An optogenetic demonstration of motor modularity in the mammalian spinal cord

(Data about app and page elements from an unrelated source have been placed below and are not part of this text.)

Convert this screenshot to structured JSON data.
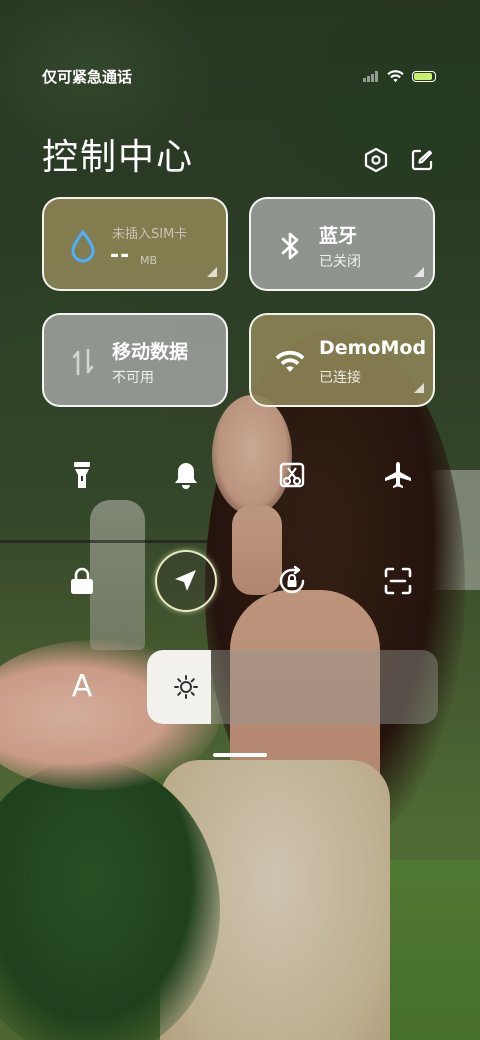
{
  "status_bar": {
    "carrier_text": "仅可紧急通话",
    "battery_level": 0.9
  },
  "header": {
    "title": "控制中心",
    "settings_icon": "hexagon-settings-icon",
    "edit_icon": "edit-icon"
  },
  "tiles": {
    "mobile_data_usage": {
      "top_label": "未插入SIM卡",
      "value": "--",
      "unit": "MB",
      "icon": "water-drop-icon"
    },
    "bluetooth": {
      "title": "蓝牙",
      "subtitle": "已关闭",
      "icon": "bluetooth-icon"
    },
    "mobile_data": {
      "title": "移动数据",
      "subtitle": "不可用",
      "icon": "data-arrows-icon"
    },
    "wifi": {
      "title": "DemoMod",
      "subtitle": "已连接",
      "icon": "wifi-icon"
    }
  },
  "toggles_row1": [
    "flashlight-icon",
    "bell-icon",
    "screenshot-icon",
    "airplane-icon"
  ],
  "toggles_row2": [
    "lock-icon",
    "location-icon",
    "rotation-lock-icon",
    "scan-icon"
  ],
  "active_toggle": "location-icon",
  "brightness": {
    "font_label": "A",
    "level": 0.22
  },
  "colors": {
    "tile_active": "#8a8254",
    "tile_inactive": "#9ea09e",
    "location_ring": "#f0f5c8",
    "battery": "#c8f06a"
  }
}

Motor modules are neural entities hypothesized to be building blocks of movement construction. How motor modules are underpinned by neural circuits has remained obscured. As a first step towards dissecting these circuits, we optogenetically evoked motor outputs from the lumbosacral spinal cord of two strains of transgenic mice - the Chat, with channelrhodopsin (ChR2) expressed in motoneurons, and the Thy1, expressed in putatively excitatory neurons. Motor output was represented as a spatial field of isometric ankle force. We found that Thy1 force fields were more complex and diverse in structure than Chat fields: the Thy1 fields comprised mostly non-parallel vectors while the Chat fields, mostly parallel vectors. In both, most fields elicited by co-stimulation of two laser beams were well explained by linear combination of the separately-evoked fields. We interpreted the Thy1 force fields as representations of spinal motor modules. Our comparison of the Chat and Thy1 fields allowed us to conclude, with reasonable certainty, that the structure of neuromotor modules originates from excitatory spinal interneurons. Our results not only demonstrate, for the first time using optogenetics, how the spinal modules follow linearity in their combinations, but also provide a reference against which future optogenetic studies of modularity can be compared.